Wherever the string "tooltip" shows up in the material below, copy that line.

BEGIN Supplied information

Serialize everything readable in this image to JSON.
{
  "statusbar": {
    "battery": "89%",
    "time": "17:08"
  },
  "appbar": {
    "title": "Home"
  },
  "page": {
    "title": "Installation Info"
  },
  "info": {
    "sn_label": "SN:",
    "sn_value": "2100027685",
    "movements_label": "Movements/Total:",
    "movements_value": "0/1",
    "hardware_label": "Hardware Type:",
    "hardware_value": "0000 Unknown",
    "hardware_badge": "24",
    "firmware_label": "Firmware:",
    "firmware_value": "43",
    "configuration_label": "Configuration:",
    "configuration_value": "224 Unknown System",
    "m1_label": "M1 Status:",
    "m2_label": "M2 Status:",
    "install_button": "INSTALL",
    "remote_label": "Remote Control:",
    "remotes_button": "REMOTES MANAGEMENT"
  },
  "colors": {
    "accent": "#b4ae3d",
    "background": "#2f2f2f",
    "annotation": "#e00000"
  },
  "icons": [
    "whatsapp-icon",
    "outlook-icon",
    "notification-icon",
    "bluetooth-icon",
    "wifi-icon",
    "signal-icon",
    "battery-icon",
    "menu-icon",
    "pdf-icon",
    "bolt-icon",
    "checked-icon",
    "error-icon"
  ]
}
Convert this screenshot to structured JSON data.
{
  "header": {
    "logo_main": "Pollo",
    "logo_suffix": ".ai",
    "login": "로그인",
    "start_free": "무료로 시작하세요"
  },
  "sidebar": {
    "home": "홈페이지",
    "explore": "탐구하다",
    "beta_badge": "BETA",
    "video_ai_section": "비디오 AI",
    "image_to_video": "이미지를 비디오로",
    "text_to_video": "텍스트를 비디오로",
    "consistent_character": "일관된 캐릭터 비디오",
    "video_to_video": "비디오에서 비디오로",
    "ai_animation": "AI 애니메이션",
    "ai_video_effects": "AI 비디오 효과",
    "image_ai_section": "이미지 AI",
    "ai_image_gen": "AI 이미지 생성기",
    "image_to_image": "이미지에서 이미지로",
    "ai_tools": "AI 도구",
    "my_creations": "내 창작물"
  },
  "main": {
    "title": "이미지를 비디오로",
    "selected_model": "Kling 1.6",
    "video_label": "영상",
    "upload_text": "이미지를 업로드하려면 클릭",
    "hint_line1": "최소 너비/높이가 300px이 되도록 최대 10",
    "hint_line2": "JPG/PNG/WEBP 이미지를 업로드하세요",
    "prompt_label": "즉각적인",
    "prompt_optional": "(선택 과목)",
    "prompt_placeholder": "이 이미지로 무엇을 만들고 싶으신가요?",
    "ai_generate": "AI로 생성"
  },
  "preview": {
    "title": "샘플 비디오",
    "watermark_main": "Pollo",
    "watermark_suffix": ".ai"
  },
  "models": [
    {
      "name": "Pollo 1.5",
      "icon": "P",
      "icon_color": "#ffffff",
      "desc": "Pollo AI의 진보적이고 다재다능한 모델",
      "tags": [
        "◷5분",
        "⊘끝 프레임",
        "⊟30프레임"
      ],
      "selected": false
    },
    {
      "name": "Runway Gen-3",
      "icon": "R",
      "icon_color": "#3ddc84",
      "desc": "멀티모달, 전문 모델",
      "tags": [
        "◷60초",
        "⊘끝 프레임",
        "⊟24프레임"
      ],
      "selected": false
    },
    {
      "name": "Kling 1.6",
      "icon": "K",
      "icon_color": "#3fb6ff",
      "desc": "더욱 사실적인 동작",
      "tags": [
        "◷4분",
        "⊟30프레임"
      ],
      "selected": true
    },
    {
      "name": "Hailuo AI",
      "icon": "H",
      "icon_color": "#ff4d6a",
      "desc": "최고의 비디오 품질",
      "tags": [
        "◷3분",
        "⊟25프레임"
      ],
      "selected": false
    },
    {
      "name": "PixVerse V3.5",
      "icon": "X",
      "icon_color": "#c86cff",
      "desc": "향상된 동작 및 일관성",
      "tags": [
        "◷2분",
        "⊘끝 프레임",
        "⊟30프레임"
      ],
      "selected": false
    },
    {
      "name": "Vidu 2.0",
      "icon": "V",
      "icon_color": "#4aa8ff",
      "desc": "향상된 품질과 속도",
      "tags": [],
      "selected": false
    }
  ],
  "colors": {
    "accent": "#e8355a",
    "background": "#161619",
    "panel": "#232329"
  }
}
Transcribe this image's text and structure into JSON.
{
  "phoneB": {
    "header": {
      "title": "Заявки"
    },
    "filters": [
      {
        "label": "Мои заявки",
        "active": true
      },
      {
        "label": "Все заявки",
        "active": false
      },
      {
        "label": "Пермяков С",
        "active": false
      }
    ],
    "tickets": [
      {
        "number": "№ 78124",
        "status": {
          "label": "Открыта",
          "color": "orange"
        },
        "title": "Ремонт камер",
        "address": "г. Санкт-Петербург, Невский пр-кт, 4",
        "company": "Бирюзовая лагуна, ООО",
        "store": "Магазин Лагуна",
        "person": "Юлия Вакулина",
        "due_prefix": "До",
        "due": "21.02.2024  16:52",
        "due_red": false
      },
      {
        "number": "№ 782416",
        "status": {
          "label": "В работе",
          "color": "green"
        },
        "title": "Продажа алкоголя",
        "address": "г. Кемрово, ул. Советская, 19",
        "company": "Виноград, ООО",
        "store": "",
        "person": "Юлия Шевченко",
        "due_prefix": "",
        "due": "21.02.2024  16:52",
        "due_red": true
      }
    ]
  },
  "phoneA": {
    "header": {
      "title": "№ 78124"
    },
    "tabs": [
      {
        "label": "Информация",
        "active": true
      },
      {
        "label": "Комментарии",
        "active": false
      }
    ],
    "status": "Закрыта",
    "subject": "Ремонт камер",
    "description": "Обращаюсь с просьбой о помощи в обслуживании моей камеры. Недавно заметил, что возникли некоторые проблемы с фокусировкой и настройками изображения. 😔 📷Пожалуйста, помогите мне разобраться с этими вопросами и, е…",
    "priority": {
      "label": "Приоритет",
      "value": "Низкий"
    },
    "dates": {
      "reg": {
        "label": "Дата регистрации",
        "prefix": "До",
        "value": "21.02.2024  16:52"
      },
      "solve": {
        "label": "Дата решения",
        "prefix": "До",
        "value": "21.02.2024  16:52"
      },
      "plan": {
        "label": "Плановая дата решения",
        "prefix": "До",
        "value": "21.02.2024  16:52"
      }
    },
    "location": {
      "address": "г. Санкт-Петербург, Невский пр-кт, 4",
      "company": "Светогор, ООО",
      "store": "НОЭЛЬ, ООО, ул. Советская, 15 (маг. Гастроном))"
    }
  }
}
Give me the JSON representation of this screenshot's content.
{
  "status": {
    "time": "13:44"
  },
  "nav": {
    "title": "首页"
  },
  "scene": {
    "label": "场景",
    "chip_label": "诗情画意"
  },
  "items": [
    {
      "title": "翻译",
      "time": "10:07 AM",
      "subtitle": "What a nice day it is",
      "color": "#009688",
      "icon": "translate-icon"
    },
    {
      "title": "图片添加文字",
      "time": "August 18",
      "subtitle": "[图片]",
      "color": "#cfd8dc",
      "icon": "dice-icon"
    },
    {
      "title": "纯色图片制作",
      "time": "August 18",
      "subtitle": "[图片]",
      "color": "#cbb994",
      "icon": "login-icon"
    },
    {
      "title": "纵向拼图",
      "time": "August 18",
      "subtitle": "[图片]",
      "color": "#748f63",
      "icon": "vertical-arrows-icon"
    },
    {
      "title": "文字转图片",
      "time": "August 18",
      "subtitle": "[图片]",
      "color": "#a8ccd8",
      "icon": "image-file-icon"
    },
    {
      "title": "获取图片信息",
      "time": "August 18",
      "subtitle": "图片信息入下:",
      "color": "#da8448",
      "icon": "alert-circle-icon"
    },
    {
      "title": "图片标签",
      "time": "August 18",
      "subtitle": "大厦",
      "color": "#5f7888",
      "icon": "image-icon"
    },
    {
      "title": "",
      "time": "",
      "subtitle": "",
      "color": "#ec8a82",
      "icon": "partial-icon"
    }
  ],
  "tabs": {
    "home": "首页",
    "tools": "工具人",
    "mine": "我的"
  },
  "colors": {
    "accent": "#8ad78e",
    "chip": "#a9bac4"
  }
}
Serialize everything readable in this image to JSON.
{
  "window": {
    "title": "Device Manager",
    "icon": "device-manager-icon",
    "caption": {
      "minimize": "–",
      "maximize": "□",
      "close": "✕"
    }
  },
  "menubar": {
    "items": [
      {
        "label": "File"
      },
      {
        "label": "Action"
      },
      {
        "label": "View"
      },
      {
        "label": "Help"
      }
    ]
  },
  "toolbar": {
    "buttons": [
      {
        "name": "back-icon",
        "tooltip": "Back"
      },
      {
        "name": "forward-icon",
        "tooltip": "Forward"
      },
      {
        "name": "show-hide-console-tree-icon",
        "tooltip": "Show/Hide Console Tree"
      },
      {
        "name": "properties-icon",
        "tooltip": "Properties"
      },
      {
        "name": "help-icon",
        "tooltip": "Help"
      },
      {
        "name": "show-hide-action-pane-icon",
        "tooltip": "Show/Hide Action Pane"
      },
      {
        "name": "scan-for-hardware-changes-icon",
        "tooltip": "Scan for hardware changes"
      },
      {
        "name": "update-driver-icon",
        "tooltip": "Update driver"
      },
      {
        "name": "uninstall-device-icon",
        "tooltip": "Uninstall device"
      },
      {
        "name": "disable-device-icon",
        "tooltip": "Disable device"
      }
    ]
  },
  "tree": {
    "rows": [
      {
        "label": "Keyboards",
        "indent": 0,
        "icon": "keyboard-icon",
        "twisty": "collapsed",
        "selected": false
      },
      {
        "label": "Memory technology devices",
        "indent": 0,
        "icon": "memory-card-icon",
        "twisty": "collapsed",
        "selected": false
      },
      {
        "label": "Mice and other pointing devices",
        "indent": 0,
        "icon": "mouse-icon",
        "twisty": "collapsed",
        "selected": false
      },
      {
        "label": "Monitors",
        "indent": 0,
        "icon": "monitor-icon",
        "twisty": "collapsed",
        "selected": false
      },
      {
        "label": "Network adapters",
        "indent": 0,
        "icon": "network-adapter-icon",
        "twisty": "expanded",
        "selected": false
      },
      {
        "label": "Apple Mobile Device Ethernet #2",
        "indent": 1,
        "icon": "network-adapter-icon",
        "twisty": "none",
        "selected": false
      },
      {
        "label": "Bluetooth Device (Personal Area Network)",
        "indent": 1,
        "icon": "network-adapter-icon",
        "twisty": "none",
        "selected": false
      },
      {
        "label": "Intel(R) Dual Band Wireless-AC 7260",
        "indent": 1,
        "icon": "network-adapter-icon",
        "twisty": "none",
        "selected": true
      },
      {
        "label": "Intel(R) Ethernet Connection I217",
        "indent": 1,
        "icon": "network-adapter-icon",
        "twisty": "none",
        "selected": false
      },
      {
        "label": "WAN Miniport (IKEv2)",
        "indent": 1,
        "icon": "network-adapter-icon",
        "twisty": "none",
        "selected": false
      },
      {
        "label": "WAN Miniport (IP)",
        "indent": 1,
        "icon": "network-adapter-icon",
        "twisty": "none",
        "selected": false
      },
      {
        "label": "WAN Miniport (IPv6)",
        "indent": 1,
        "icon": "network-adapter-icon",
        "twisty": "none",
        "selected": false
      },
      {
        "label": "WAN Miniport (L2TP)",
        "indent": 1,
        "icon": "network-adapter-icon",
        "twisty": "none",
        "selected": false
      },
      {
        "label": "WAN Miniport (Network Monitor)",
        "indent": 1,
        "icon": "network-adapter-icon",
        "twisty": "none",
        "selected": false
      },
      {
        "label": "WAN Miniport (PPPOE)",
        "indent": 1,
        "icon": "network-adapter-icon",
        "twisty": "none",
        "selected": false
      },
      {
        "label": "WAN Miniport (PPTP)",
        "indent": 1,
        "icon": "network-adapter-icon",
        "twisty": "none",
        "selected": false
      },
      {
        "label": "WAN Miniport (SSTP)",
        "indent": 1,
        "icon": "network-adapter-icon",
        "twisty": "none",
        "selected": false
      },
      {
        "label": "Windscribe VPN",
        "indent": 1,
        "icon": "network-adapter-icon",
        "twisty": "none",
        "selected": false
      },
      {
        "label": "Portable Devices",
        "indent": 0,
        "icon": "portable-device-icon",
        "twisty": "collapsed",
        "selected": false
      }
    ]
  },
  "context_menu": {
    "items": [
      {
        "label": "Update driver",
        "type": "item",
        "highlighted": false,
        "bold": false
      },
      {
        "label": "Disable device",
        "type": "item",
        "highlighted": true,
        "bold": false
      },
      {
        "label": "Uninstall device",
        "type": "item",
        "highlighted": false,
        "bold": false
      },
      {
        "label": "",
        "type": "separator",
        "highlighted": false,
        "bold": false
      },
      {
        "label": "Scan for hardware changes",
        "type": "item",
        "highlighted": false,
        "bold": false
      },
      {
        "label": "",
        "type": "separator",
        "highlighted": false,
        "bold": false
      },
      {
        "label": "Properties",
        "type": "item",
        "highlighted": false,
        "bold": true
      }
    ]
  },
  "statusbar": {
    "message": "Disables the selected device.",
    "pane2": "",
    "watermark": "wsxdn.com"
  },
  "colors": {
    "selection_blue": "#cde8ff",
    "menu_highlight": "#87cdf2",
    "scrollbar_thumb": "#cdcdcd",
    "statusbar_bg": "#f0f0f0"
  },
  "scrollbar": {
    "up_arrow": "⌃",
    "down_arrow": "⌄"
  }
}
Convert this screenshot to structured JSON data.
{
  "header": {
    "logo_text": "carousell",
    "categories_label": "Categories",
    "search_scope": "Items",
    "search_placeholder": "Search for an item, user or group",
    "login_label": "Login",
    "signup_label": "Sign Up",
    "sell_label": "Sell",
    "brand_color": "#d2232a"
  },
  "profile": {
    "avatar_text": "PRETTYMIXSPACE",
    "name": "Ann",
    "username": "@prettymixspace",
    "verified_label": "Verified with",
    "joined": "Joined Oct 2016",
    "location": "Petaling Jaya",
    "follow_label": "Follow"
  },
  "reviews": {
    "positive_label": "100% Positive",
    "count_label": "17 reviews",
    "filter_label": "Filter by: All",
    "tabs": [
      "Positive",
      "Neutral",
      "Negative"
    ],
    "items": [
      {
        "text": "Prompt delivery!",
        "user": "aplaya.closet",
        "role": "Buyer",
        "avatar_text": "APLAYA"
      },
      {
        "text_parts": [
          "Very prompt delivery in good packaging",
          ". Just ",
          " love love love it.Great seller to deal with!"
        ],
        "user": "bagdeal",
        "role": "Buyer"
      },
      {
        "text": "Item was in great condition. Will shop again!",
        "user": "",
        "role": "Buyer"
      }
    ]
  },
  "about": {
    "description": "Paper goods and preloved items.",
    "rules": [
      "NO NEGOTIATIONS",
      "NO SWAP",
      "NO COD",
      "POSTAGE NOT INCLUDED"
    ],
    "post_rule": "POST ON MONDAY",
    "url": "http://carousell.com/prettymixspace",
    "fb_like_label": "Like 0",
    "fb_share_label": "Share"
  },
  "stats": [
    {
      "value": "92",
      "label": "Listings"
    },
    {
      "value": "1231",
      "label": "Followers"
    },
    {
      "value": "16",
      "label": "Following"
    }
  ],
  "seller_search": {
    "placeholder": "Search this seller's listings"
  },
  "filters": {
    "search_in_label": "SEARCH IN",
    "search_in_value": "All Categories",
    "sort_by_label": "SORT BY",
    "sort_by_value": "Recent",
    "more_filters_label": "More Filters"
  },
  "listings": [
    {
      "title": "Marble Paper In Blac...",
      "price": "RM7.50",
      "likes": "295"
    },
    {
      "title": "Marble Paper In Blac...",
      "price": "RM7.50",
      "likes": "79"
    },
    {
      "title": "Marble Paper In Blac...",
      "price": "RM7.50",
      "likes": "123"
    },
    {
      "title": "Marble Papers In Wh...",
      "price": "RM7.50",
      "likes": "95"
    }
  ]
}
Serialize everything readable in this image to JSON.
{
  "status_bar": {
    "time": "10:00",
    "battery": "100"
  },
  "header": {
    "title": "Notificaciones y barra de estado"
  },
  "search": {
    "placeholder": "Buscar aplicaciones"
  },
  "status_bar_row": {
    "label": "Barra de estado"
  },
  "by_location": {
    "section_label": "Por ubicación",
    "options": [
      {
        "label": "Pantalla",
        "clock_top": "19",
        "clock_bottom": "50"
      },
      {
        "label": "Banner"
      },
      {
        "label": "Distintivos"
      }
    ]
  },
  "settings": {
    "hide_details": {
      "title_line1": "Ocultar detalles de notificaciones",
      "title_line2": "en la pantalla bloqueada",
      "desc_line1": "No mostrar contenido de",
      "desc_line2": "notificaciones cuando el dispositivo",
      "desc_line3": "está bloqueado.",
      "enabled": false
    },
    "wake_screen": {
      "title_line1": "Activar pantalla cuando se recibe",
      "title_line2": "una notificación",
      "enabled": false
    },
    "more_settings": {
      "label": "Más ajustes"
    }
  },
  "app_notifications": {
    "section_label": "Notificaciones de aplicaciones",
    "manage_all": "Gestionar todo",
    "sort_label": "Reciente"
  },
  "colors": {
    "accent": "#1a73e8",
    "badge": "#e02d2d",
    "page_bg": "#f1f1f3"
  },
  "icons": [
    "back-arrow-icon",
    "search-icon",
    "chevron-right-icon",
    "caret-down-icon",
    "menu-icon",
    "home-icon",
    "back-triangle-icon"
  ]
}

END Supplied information

Problem solution
        "tooltip": "Back"
        "tooltip": "Forward"
        "tooltip": "Show/Hide Console Tree"
        "tooltip": "Properties"
        "tooltip": "Help"
        "tooltip": "Show/Hide Action Pane"
        "tooltip": "Scan for hardware changes"
        "tooltip": "Update driver"
        "tooltip": "Uninstall device"
        "tooltip": "Disable device"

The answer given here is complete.